Mr Smart was taken to hospital with a serious head injury and rib fractures but discharged while magistrates ordered Prismantas to complete 200 hours of unpaid work and disqualified from driving for a further 18 months at a hearing one week after the collision.
However, the former World War Two paratrooper was re-admitted to hospital on Christmas Day after his health deteriorated and died on January 2, 2020.
Doctors noted his cause of death as bronchopneumonia due to multiple injuries caused by the collision.
Police served Prismantas with a postal requisition charging him with causing death by careless or inconsiderate driving, causing death by driving whilst disqualified and causing death by causing death by driving while uninsured. But he had already flown to Lithuania to look after his 82year-old mother.
He was finally tracked down after a European arrest warrant was issued and pleaded guilty at Cambridge Crown Court on August 20 after being extradited.
Prismantas was sentenced to a year in prison at a hearing on Friday (8 October).
Sentencing, His Honour Judge David Farrell QC told Prismantas that he should not have been driving at all because he was disqualified.
He added: “You failed to see Mr Smart, but a careful and competent driver would have done. He was crossing the road and another car stopped to allow him to do so.
“This court can’t turn the clocks back and no sentence that is imposed by any court can reflect the loss of human life.
“You say you didn’t receive the notification of your disqualification, but I take the view that you should have known about it. Changing your address is down to you.
“When a person is in disobedience of a court order, then appropriate punishment can only be achieved by immediate custody.”
PC Leo Baker, who investigated, said officers attend these kinds of incidents far too often and many are completely avoidable.
He added: "It’s incredibly sad when we have to attend incidents where drivers have made a mistake resulting in tragedy.

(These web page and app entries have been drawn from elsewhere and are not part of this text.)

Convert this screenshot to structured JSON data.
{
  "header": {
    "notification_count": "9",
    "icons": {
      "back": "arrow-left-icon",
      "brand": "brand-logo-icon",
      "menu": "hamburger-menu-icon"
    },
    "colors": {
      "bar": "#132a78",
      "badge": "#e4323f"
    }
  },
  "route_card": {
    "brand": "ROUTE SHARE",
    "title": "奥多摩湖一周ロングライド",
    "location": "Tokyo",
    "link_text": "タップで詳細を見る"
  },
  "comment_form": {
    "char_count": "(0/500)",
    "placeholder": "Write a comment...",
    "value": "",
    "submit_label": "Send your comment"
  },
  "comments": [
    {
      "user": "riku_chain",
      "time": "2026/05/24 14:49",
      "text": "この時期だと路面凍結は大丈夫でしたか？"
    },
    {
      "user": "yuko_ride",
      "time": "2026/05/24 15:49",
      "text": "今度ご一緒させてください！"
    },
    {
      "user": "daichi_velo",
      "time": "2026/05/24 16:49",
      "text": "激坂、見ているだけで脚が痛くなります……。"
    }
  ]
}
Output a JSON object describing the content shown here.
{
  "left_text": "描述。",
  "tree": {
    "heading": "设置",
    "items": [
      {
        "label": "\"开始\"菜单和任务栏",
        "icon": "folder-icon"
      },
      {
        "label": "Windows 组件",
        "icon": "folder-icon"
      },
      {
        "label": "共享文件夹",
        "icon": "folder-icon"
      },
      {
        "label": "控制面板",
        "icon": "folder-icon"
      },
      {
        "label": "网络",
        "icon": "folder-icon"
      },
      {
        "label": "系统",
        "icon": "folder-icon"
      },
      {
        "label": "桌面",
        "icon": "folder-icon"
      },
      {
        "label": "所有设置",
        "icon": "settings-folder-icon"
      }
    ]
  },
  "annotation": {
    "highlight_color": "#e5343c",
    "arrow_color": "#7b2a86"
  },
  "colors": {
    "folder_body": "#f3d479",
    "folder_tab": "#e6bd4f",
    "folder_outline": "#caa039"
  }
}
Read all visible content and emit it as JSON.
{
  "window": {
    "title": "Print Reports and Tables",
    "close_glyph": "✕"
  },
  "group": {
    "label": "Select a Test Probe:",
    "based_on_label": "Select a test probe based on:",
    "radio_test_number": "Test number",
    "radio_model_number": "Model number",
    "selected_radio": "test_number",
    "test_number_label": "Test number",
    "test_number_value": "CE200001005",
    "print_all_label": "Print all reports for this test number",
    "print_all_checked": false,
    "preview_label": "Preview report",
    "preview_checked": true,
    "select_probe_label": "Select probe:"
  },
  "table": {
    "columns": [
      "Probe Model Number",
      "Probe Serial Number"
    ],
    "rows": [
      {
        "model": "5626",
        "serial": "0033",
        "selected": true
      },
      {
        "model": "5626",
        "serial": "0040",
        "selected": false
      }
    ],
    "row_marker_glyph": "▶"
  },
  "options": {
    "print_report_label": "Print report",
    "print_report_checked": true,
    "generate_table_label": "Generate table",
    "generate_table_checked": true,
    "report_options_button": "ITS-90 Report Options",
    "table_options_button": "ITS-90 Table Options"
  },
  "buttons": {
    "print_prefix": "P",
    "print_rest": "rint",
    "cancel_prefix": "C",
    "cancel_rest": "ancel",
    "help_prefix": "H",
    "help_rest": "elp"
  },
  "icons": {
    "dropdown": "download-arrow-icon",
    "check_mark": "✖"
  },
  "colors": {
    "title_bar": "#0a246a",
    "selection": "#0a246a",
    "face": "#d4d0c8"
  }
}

“It is vital that people drive in a safe, considerate way in order to prevent awful instances like this occurring in the future."